On arrival I was always greeted by Miriam’s coterie of miniature Shetland sheepdogs that followed her everywhere. Every room in the house was piled high with books, papers and paintings collected over many years – including an enlargement of a flea, by the artist Graham Sutherland which hung in her toilet.
Over lunch Miriam regaled me with stories – American airmen were billeted there during WW2, one being Clark Gable whom, she said, was very handsome but quite humourless. She however combined wit with erudition and displayed warmth and a passion for life. She was an unapologetic humanitarian, fighting cause after cause, including homosexual rights, free milk for schoolchildren, better treatment for laboratory animals. She was also credited with inventing seat belts. During WW2 an airfield was erected on her land – she met the pilots, noticed their seat belts and wondered if these could be applied to cars. She produced one to test, the rest is history.
Miriam could always be identified by her singular dress style, loose fitting clothes, in mauve, blue and lilac with matching headscarf. These she designed to eliminate ‘the need to make unnecessary choices’. She would often be seen walking through the village with a tame fox in tow and wearing her customary white wellington boots. These she adopted after abandoning leather shoes, having seen the cruelty to farmed animals. Asked if she always wore them, she replied, “Well I wore them on a visit to Buckingham Palace”.
I remember clearly my last visit.
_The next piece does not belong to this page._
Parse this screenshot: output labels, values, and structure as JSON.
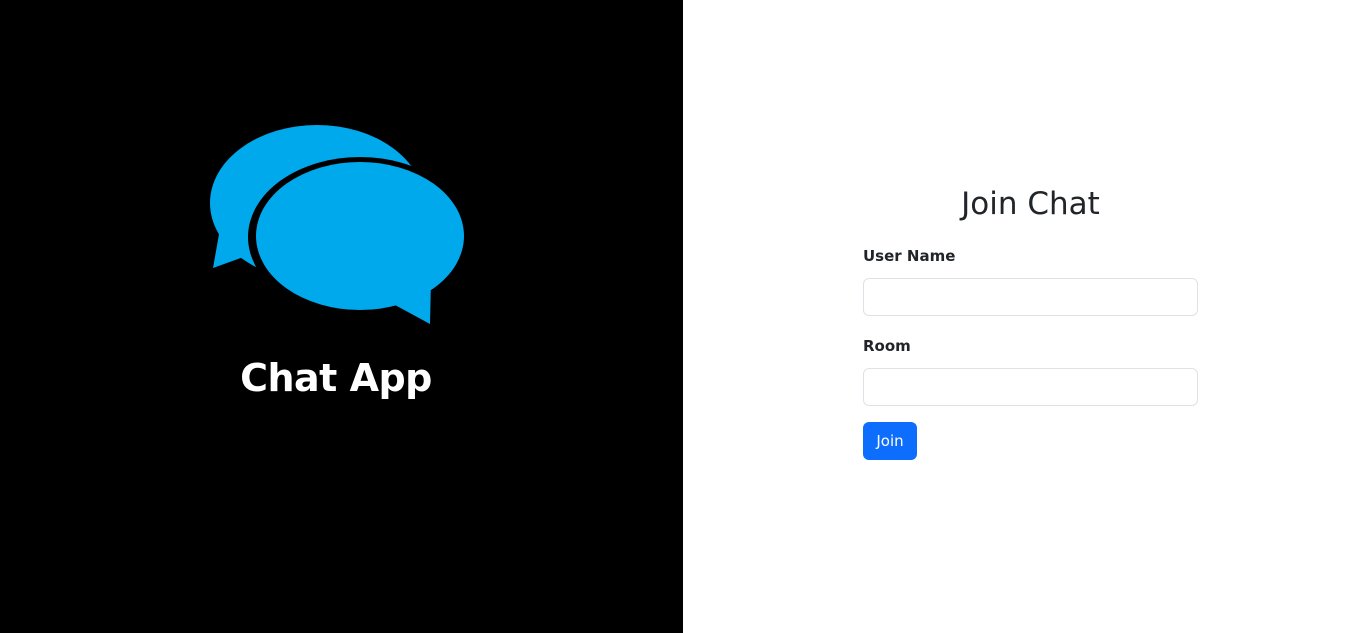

Miriam was about 95 and whilst talking of our work in Israel, she said “It is very nice for me to think that when I ‘ll be up there with the birds you will be down here looking after things”. I have never forgotten this and sometimes, when I may feel like giving it up, I remember her and realise that there is absolutely no way I can possibly break my promise to this very unique and inspiring person.
In memory of a special friend.